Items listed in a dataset
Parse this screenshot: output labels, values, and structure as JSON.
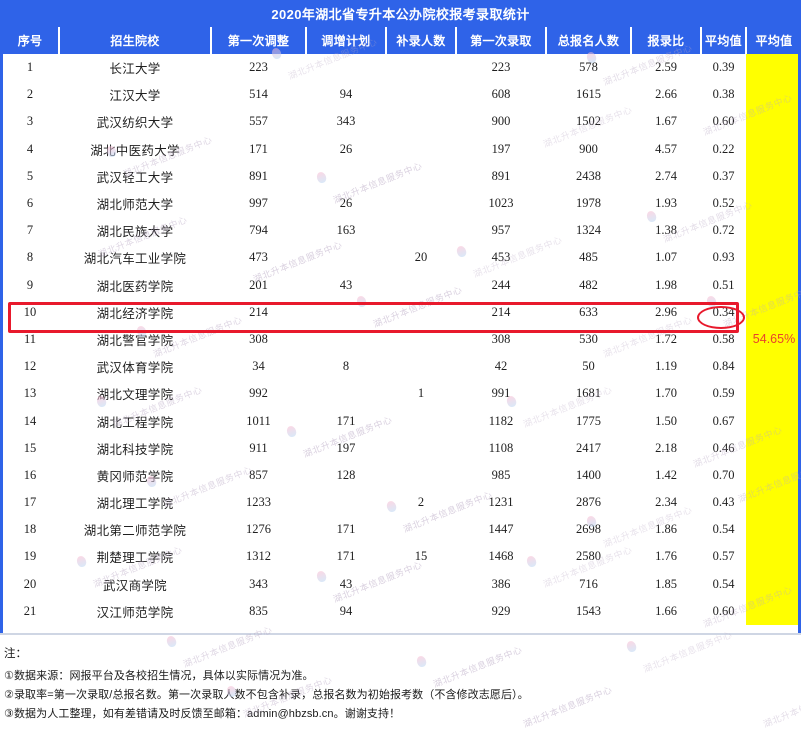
{
  "title": "2020年湖北省专升本公办院校报考录取统计",
  "table": {
    "headers": [
      "序号",
      "招生院校",
      "第一次调整",
      "调增计划",
      "补录人数",
      "第一次录取",
      "总报名人数",
      "报录比",
      "平均值"
    ],
    "rows": [
      {
        "no": "1",
        "school": "长江大学",
        "adjust1": "223",
        "addplan": "",
        "makeup": "",
        "enroll1": "223",
        "applicants": "578",
        "ratio": "2.59",
        "rate": "0.39",
        "avg": ""
      },
      {
        "no": "2",
        "school": "江汉大学",
        "adjust1": "514",
        "addplan": "94",
        "makeup": "",
        "enroll1": "608",
        "applicants": "1615",
        "ratio": "2.66",
        "rate": "0.38",
        "avg": ""
      },
      {
        "no": "3",
        "school": "武汉纺织大学",
        "adjust1": "557",
        "addplan": "343",
        "makeup": "",
        "enroll1": "900",
        "applicants": "1502",
        "ratio": "1.67",
        "rate": "0.60",
        "avg": ""
      },
      {
        "no": "4",
        "school": "湖北中医药大学",
        "adjust1": "171",
        "addplan": "26",
        "makeup": "",
        "enroll1": "197",
        "applicants": "900",
        "ratio": "4.57",
        "rate": "0.22",
        "avg": ""
      },
      {
        "no": "5",
        "school": "武汉轻工大学",
        "adjust1": "891",
        "addplan": "",
        "makeup": "",
        "enroll1": "891",
        "applicants": "2438",
        "ratio": "2.74",
        "rate": "0.37",
        "avg": ""
      },
      {
        "no": "6",
        "school": "湖北师范大学",
        "adjust1": "997",
        "addplan": "26",
        "makeup": "",
        "enroll1": "1023",
        "applicants": "1978",
        "ratio": "1.93",
        "rate": "0.52",
        "avg": ""
      },
      {
        "no": "7",
        "school": "湖北民族大学",
        "adjust1": "794",
        "addplan": "163",
        "makeup": "",
        "enroll1": "957",
        "applicants": "1324",
        "ratio": "1.38",
        "rate": "0.72",
        "avg": ""
      },
      {
        "no": "8",
        "school": "湖北汽车工业学院",
        "adjust1": "473",
        "addplan": "",
        "makeup": "20",
        "enroll1": "453",
        "applicants": "485",
        "ratio": "1.07",
        "rate": "0.93",
        "avg": ""
      },
      {
        "no": "9",
        "school": "湖北医药学院",
        "adjust1": "201",
        "addplan": "43",
        "makeup": "",
        "enroll1": "244",
        "applicants": "482",
        "ratio": "1.98",
        "rate": "0.51",
        "avg": ""
      },
      {
        "no": "10",
        "school": "湖北经济学院",
        "adjust1": "214",
        "addplan": "",
        "makeup": "",
        "enroll1": "214",
        "applicants": "633",
        "ratio": "2.96",
        "rate": "0.34",
        "avg": ""
      },
      {
        "no": "11",
        "school": "湖北警官学院",
        "adjust1": "308",
        "addplan": "",
        "makeup": "",
        "enroll1": "308",
        "applicants": "530",
        "ratio": "1.72",
        "rate": "0.58",
        "avg": "54.65%"
      },
      {
        "no": "12",
        "school": "武汉体育学院",
        "adjust1": "34",
        "addplan": "8",
        "makeup": "",
        "enroll1": "42",
        "applicants": "50",
        "ratio": "1.19",
        "rate": "0.84",
        "avg": ""
      },
      {
        "no": "13",
        "school": "湖北文理学院",
        "adjust1": "992",
        "addplan": "",
        "makeup": "1",
        "enroll1": "991",
        "applicants": "1681",
        "ratio": "1.70",
        "rate": "0.59",
        "avg": ""
      },
      {
        "no": "14",
        "school": "湖北工程学院",
        "adjust1": "1011",
        "addplan": "171",
        "makeup": "",
        "enroll1": "1182",
        "applicants": "1775",
        "ratio": "1.50",
        "rate": "0.67",
        "avg": ""
      },
      {
        "no": "15",
        "school": "湖北科技学院",
        "adjust1": "911",
        "addplan": "197",
        "makeup": "",
        "enroll1": "1108",
        "applicants": "2417",
        "ratio": "2.18",
        "rate": "0.46",
        "avg": ""
      },
      {
        "no": "16",
        "school": "黄冈师范学院",
        "adjust1": "857",
        "addplan": "128",
        "makeup": "",
        "enroll1": "985",
        "applicants": "1400",
        "ratio": "1.42",
        "rate": "0.70",
        "avg": ""
      },
      {
        "no": "17",
        "school": "湖北理工学院",
        "adjust1": "1233",
        "addplan": "",
        "makeup": "2",
        "enroll1": "1231",
        "applicants": "2876",
        "ratio": "2.34",
        "rate": "0.43",
        "avg": ""
      },
      {
        "no": "18",
        "school": "湖北第二师范学院",
        "adjust1": "1276",
        "addplan": "171",
        "makeup": "",
        "enroll1": "1447",
        "applicants": "2698",
        "ratio": "1.86",
        "rate": "0.54",
        "avg": ""
      },
      {
        "no": "19",
        "school": "荆楚理工学院",
        "adjust1": "1312",
        "addplan": "171",
        "makeup": "15",
        "enroll1": "1468",
        "applicants": "2580",
        "ratio": "1.76",
        "rate": "0.57",
        "avg": ""
      },
      {
        "no": "20",
        "school": "武汉商学院",
        "adjust1": "343",
        "addplan": "43",
        "makeup": "",
        "enroll1": "386",
        "applicants": "716",
        "ratio": "1.85",
        "rate": "0.54",
        "avg": ""
      },
      {
        "no": "21",
        "school": "汉江师范学院",
        "adjust1": "835",
        "addplan": "94",
        "makeup": "",
        "enroll1": "929",
        "applicants": "1543",
        "ratio": "1.66",
        "rate": "0.60",
        "avg": ""
      }
    ]
  },
  "annotations": {
    "highlight_row_no": "10",
    "highlight_color": "#e8192c",
    "circled_value": "0.34",
    "average_label": "54.65%"
  },
  "notes": {
    "heading": "注：",
    "lines": [
      "①数据来源：网报平台及各校招生情况，具体以实际情况为准。",
      "②录取率=第一次录取/总报名数。第一次录取人数不包含补录，总报名数为初始报考数（不含修改志愿后）。",
      "③数据为人工整理，如有差错请及时反馈至邮箱：admin@hbzsb.cn。谢谢支持！"
    ]
  },
  "watermark": {
    "text": "湖北升本信息服务中心"
  },
  "colors": {
    "header_blue": "#2f63e8",
    "average_yellow": "#ffff00",
    "average_text": "#e8442c",
    "annotation_red": "#e8192c"
  }
}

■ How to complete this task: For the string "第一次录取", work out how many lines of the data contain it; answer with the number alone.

■ Written reply: 2